I’ve ranted before that Weblogic 11g clustering/distribution technology of its messaging is fundamentally broken. Despite what Oracle claims, JMS in Weblogic is not clustered. Load balanced is a better description. It’s architectural – if any other technology (e.g. SOA Suite, EDN, etc) uses Weblogic JMS as its underlying messaging implementation, it will be broken too.

The problem is simple. In Weblogic, if you cluster a logical topic (or a queue) across two machines, underlying this you’ve actually got two uniquely named and non-cooperating physical topics, one on each member of the cluster. A topic message that is sent to the logical topic is delivered (copied) to both physical topics. Now, if your logical topic listener is also clustered, you’ve got, in effect, two physical topic listeners on two different, and non-cooperating, physical topics. The topic message is then always delivered twice – even if both listeners have identical durable subscription ids (i.e. indicating that they belong to the same logical component, which should only get the topic message once). This terrible architectural blunder occurs because there is physically underlying your logical configuration, totally separate, non-cooperating, uniquely-named topics on each of the cluster members, with what amounts to a JNDI name service hack in the middle to spray the load about your cluster. In other words, it is load balanced, not clustered. JMS Queues are the same – however its just that the implicit side-effects of the queue semantics – which ever only delivers to a single consumer even if there are many configured – means it isn’t impacted as much. Because of that semantic, a queue message is only delivered to one of the two physical queues (i.e. again, it’s load-balanced) so only one of your two clustered queue listeners gets the message. And there’s a terrible time-out based hack to redeliver the message to another member of your queue cluster just in case there isn’t any listener instances on the cluster that the message ends up on.

N.B. Coherence does not, apparently, have this massive architectural fail.

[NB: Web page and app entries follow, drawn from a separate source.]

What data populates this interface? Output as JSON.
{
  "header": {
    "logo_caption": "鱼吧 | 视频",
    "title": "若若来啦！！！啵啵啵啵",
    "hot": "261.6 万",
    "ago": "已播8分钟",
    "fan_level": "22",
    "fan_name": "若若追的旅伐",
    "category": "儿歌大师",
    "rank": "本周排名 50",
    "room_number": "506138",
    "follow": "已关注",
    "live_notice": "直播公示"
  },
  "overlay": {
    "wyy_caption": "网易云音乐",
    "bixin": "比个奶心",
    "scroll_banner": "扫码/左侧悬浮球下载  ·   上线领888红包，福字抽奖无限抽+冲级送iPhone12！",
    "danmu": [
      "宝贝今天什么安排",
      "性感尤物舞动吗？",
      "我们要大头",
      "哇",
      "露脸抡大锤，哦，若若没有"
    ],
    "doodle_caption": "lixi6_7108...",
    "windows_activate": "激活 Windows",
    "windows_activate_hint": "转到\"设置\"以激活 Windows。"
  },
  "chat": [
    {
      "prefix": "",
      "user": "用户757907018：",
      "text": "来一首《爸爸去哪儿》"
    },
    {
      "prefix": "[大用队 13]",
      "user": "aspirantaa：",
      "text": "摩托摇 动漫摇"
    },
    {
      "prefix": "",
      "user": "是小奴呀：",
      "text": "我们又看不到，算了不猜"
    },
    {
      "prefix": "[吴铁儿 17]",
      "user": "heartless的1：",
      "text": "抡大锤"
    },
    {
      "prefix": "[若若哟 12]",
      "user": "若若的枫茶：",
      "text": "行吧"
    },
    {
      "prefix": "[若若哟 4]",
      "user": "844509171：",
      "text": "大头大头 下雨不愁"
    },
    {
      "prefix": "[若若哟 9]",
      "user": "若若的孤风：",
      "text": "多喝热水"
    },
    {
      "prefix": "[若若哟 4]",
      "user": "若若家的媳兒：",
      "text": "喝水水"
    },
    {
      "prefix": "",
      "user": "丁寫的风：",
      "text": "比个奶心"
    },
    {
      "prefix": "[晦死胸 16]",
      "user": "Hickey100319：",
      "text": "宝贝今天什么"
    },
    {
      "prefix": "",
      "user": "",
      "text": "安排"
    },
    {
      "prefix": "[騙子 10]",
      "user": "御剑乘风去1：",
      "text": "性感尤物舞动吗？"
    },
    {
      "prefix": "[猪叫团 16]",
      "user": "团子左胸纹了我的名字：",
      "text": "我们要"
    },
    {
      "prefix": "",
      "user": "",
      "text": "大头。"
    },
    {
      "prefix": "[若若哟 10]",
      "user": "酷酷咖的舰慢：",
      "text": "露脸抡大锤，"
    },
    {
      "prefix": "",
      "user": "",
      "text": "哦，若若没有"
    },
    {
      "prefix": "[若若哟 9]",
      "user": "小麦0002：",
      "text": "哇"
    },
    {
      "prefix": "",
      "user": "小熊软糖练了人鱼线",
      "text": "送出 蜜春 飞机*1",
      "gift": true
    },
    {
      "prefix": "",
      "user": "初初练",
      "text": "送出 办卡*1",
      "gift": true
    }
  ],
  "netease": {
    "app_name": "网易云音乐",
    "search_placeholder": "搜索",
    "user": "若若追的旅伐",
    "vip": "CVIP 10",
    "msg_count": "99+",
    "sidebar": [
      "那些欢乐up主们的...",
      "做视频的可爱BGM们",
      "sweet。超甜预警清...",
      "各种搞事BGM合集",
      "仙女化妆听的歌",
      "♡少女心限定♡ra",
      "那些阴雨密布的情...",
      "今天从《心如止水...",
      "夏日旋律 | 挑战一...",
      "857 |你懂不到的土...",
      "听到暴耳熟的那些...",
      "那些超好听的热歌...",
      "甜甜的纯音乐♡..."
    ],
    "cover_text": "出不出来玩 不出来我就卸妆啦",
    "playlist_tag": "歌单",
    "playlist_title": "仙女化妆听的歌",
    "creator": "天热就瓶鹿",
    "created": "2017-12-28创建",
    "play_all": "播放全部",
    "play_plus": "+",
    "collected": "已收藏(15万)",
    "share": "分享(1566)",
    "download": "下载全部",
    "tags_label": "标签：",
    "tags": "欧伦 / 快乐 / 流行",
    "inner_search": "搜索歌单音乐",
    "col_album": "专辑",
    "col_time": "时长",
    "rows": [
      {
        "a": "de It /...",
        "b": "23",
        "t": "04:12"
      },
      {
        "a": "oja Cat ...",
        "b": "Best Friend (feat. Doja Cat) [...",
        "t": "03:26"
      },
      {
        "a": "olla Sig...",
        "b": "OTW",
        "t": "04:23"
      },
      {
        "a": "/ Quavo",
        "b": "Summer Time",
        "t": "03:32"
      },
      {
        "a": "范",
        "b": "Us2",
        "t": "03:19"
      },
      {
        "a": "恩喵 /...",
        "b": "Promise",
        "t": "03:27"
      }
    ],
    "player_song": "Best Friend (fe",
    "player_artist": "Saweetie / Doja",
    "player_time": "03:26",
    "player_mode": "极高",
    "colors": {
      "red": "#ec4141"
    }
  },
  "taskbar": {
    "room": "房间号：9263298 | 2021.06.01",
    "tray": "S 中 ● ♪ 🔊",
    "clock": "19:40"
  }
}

If you need to do clustered fail-safe broadcast messaging in an Oracle Weblogic environment, do yourself a favour and use Coherence.

2 Comments

  1. pratik patel wrote:

    Have you tried other JMS providers to see if they behave the same? From my experience, if you hook up multiple listeners to a topic, regardless of durable sub ID, they will all get messages on the topic.

    Saturday, March 5, 2011 at 01:33 | Permalink
  2. Scot Mcphee wrote:

    Jboss.

    A single logical listener that is clustered should not be regarded as multiple listeners.

    Even in Weblogic, if you bind an (unclustered) MDB to a topic, you’ll get multiple instances of the MDB started. Yet oddly enough only one of these instances will get the topic message. Weblogic understands in that context these are all one logical listening unit. Clusters are the same, only the listeners are distributed over multiple JVMs. The problem is the ancient JMS implementation in Weblogic and the “hack” they put together to make them cluster, which is a load-balancing hack.

    Saturday, March 5, 2011 at 08:36 | Permalink